## Problem requirements
If a line includes "至少应选", copy it out of the entries.

## Extracted records
■ ■ ■ ■ ■ ■ ■
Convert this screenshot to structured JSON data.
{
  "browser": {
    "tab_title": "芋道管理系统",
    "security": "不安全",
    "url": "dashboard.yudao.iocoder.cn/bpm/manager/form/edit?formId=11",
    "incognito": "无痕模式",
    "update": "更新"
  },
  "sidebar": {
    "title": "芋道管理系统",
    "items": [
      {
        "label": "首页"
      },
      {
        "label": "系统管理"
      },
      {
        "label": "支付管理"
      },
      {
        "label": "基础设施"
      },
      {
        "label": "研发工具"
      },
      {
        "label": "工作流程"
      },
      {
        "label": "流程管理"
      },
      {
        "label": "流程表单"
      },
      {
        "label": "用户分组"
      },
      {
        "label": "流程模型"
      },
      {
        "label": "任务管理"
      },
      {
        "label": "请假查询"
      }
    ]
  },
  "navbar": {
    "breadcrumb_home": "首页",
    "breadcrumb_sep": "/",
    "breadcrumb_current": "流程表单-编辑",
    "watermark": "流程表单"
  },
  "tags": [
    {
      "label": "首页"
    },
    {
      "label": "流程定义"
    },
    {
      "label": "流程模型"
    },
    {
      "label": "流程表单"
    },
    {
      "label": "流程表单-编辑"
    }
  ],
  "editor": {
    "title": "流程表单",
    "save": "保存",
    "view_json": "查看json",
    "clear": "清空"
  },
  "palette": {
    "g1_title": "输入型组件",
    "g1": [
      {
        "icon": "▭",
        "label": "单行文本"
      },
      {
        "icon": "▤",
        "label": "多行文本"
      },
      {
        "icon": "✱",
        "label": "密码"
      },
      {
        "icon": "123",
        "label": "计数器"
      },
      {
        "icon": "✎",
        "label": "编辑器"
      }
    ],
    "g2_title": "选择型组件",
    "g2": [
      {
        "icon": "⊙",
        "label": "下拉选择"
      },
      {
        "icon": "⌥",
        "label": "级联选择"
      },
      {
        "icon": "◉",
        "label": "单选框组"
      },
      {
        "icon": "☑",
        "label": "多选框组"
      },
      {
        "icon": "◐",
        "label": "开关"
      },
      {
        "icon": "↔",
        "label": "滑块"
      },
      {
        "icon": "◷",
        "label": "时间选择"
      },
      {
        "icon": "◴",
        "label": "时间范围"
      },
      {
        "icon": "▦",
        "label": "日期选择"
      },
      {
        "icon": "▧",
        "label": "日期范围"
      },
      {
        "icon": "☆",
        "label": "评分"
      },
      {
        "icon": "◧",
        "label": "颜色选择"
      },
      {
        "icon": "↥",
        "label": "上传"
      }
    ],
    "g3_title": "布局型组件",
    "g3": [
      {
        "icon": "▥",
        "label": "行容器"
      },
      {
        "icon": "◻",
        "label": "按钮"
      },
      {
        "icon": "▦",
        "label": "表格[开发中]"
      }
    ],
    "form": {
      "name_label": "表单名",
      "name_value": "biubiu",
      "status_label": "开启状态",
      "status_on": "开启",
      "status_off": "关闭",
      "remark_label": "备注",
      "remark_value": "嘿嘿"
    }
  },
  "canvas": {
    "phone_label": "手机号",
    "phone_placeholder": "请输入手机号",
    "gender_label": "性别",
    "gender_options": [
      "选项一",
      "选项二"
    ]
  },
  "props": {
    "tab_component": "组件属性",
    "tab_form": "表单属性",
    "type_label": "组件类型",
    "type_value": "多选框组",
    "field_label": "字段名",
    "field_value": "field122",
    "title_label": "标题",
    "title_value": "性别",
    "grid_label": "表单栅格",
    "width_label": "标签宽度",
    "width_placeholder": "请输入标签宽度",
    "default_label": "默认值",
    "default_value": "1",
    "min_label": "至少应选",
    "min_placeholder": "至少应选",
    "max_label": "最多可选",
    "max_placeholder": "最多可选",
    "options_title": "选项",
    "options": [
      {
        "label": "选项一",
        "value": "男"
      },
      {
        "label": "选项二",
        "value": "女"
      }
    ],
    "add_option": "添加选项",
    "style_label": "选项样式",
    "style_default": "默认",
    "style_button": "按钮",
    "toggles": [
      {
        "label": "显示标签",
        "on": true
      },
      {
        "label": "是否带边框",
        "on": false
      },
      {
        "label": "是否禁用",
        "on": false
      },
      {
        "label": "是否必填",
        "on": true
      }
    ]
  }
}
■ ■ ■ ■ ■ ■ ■
## Response
    "min_label": "至少应选",
    "min_placeholder": "至少应选",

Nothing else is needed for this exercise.